--- Task to complete ---
Looking at the material below, count the lines that contain "Profile" and answer with the count only.

--- Materials provided ---
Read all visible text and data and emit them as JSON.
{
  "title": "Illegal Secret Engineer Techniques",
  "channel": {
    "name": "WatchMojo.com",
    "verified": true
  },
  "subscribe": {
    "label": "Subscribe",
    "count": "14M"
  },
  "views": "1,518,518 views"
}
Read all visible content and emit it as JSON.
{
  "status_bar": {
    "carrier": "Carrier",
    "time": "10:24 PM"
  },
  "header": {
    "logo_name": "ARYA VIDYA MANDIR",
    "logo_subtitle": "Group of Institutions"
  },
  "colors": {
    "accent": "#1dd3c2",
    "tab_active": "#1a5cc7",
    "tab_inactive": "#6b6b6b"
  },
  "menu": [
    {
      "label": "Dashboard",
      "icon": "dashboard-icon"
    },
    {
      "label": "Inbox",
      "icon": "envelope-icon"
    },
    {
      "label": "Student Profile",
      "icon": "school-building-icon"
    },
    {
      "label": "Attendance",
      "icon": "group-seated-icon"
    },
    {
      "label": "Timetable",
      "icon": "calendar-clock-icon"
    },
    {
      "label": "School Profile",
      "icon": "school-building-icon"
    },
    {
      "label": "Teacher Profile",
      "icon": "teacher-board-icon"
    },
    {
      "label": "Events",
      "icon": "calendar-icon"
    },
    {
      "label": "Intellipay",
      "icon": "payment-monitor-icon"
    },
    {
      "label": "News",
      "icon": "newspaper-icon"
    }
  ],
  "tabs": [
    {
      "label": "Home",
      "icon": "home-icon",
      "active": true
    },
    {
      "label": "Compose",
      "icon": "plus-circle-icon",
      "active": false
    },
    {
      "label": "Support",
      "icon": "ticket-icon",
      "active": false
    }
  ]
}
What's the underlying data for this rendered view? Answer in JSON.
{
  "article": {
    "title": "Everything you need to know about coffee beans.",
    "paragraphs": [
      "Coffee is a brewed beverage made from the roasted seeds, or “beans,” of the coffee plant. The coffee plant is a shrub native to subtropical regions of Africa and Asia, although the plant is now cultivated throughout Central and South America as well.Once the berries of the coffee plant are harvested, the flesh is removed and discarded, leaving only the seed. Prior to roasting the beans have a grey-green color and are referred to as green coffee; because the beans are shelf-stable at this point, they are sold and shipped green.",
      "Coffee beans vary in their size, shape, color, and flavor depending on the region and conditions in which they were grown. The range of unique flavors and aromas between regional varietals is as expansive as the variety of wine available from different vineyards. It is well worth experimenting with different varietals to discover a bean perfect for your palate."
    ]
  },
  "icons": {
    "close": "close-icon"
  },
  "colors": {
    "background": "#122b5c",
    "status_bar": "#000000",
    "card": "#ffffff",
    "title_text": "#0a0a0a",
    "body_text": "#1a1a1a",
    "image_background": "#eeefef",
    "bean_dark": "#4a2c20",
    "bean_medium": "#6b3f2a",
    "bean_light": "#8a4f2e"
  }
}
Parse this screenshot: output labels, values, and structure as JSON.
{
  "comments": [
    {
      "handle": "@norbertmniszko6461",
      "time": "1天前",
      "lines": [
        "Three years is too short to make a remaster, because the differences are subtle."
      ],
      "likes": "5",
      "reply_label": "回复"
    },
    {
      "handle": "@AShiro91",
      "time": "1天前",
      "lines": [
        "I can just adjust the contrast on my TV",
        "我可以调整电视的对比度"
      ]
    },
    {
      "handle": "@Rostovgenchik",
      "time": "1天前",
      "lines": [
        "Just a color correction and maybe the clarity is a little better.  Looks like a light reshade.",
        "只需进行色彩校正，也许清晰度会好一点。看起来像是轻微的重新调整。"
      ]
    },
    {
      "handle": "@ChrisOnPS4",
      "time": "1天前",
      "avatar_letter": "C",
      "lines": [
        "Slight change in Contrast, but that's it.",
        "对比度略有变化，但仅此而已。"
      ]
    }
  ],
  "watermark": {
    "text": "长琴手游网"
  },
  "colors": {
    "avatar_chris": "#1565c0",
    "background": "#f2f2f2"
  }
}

--- Written solution ---
3